  • Gain ownership of candy from the participating neighbors by knocking on their door and saying, “Trick or treat.”
  • Collect as much candy as you can in the time available before you have to return home or the neighbors stop giving out candy.
  • Make strategic decisions about investment of time and effort with respect to diminishing returns on candy as neighbors run out or decide to stop participating in the game.

Stimulation deals with the emotional element of play.  Halloween has traditionally been based on scary imagery, such as the Jack-o’-lanterns that were originally carried on All Hallows’ Eve to frighten evil spirits.  Houses that are particularly well-decorated with this scary imagery may provide some players with a strong feeling of emotional immersion as they brush aside cobwebs and steer their way clear of animated ghosts and monsters on the front porch. However, many costumes and masks worn by trick-or-treaters are intended to elicit laughter rather than fear.  And as nighttime approaches, many trick-or-treaters will feel excitement about the nighttime festivities.

Harmony reflects the rules of player-to-player interaction.  These rules govern not only the behavior between trick-or-treaters and participating neighbors but also influence the social behavior between individual players.

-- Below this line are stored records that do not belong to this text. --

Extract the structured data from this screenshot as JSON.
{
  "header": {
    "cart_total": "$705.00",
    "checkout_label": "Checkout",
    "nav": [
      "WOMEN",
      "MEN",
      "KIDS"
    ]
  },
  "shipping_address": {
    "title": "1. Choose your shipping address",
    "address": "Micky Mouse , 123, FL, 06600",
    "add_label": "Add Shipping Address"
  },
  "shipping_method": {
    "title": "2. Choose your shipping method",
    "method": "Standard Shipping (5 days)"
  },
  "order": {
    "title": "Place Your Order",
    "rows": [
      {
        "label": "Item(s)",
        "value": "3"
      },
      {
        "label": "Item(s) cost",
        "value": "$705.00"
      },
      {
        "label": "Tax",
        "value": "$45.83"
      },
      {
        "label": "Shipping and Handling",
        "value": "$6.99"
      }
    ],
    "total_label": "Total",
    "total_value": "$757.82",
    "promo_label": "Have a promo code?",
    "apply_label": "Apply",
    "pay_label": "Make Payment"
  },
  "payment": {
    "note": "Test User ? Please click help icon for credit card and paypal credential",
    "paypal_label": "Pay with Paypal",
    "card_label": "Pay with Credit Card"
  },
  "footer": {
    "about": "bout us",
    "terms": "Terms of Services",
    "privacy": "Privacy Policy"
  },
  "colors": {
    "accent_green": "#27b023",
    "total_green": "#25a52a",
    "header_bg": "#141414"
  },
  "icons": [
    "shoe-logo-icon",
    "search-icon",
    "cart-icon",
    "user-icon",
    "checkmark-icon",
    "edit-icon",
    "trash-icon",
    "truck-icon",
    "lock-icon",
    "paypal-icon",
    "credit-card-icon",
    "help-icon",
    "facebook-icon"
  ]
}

Trick-or-treaters may choose to collaborate with each other as they rove in groups around the neighborhood, or they may later compete over how much candy each player has received.  Often trick-or-treaters may then engage in trading for their favorite candy with each other or their parents.

Threat is the real or perceived danger of loss.  It is not necessarily restricted to loss of the game, but possibly loss of dignity or even loss of health or life.  Unlike Christmas, Halloween is full of symbols of danger and death: skeletons and graveyards, monsters and serial killers.  The dark environment in which the game is played limits the player’s information about what lies around the corner, who is behind the door, or more seriously, when a car is driving down the street, and so there is both a perceived and real physical threat to the game (public service announcement: wear light or reflective costumes and carry a flashlight with you when you trick-or-treat).

It’s been said that Halloween has increased in popularity so much that it falls second to only Christmas in terms of total consumer retail spending, and I think the rise in popularity of Halloween has to do in part with the holiday’s satisfaction for our need to experience threat.  After all, Christmas satisfies our desire for novelty, challenge (decorating, shopping, and wrapping!), stimulation, and harmony.  However, Christmas is ideally a time of good cheer, whereas Halloween focuses on the spooky.

We tend to play it very safe today, especially with regard to our kids — we are mindful about what they eat, we regulate their activities, we try to know where they are — and as we have grown very protective and more risk-adverse as a society, Halloween is our opportunity to play a game that at least feels risky, donning a costume and role-play as someone more daring, venturing out into the darkness and cavorting among evil spirits, which allows us to exorcise the evil spirits within us, through play.